Let the Good Vibes roll
In this context, they are now making their moves to attract investment, appointing the president of the Venezuelan Center for International Investment, Félix Plasencia, as ambassador to Colombia isn’t a random coincidence. Powerful business owners, long distanced from chavismo, have spotted opportunities to make money amid recent economic reforms and liberalization. While some stand to make a profit in local securities, others heap praise on Maduro, hoping they’ll be considered for benefits. It’s all part of the same game of propelling a feeling of “everything’s fine” to a population fed up with hardships and an international community tired of the Venezuelan problem, and nationalism is a big part of the rhetoric around it.
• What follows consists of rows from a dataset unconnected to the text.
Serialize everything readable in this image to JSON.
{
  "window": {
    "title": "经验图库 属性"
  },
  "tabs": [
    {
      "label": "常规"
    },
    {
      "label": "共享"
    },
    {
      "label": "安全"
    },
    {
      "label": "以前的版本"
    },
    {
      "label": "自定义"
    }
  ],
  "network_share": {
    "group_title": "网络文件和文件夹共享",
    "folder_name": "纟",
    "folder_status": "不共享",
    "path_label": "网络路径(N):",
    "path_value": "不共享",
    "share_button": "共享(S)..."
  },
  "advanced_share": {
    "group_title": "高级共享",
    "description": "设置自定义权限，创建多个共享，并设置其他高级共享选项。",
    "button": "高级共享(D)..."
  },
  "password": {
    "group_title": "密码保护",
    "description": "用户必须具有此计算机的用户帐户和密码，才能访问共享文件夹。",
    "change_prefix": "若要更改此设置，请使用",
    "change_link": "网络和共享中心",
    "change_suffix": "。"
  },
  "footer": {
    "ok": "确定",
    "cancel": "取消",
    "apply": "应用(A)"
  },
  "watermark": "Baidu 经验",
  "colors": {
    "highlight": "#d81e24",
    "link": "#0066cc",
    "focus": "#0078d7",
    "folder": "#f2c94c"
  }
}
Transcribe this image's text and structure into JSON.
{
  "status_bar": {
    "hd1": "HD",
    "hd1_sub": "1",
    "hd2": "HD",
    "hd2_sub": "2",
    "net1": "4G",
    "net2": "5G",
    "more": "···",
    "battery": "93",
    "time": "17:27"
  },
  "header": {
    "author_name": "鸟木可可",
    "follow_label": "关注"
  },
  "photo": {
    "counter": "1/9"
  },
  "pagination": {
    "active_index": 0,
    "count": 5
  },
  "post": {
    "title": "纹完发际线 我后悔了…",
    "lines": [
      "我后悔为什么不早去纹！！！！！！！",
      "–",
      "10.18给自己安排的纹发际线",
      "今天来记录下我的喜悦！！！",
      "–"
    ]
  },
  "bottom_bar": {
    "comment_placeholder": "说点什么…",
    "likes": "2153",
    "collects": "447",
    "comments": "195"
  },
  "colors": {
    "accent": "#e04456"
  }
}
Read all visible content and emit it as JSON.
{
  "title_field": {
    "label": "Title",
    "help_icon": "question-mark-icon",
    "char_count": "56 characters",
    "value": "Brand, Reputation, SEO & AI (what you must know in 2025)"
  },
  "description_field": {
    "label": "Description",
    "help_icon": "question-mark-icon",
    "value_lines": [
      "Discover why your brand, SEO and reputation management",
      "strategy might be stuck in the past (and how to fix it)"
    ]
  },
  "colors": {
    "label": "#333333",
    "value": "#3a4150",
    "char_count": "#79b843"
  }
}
Chavismo will seek to sweep everyone up in the “good vibes” of Venezuela’s recent economic recovery (a word which must be used with many asterisks). The new generation, which has become disconnected from the complex web of Venezuelan political occurrences, will be finding itself with a little more spare cash than before. They’ll be surrounded by comforts that we couldn’t find just four years ago, and may find the discourse of normalization and national pride that the regime is propagating very appealing. This generation has the potential of becoming a more influential electorate as the migration of disappointed Venezuelans and the death of elder voters increases the political weight of young people in the country who don’t remember how things were before Chávez.
We can already see the government’s appeals to the younger generation. In January 2022, the chavista leadership of Caracas and Distrito Capital announced a new Food Truck Fair in Plaza Venezuela. While originally meant to last two days, the food trucks have become a staple of the iconic Caracas roundabout. If you head to Plaza Venezuela on any weekend you’ll find hundreds, if not thousands, of people, starting right around the age of 15, spending time with their friends, eating and enjoying a Caracas afternoon. You’ll see the new Caracas flag, heart-shaped Venezuelan flags decorating the famous fountain, and you’ll see tens of people lining up to take pictures with a statue of Guaicaipuro which adorns a pedestal that used to hold up the Caracas lion.
It doesn’t even matter if the young patrons of those food trucks care about politics. All that matters is that they are responding to the lure of the place and are being exposed to chavismo’s version of Venezuela, which has the potential of washing out the bad memories of the hardships of 2017 and 2018.
Now the government will focus on creating a crown jewel, a premium version of what Plaza Venezuela has become, and they’ll do it in a place of national pride that can unite the elites (through their business interests) and everyone else (through patriotism for the New Venezuela).
They’ve already told us what it’s going to be: a brand new “unique luxury experience” at Isla La Tortuga, part of the country’s new Special Economic Zones. We’ll see the result of their efforts, as people with business interests in similar projects hide behind the government’s nationalism, claiming that their critics just want to see Venezuela stagnate, and younger voters look on, proud of their country’s achievement.
This new era of nationalistic “good vibes” is another thing the opposition is facing as we hurdle towards 2024 and it’s worth wondering what it can do, if anything, to break through the façade.
Caracas Chronicles is 100% reader-supported.
We’ve been able to hang on for 21 years in one of the craziest media landscapes in the world. We’ve seen different media outlets in Venezuela (and abroad) closing shop, something we’re looking to avoid at all costs. Your collaboration goes a long way in helping us weather the storm.Donate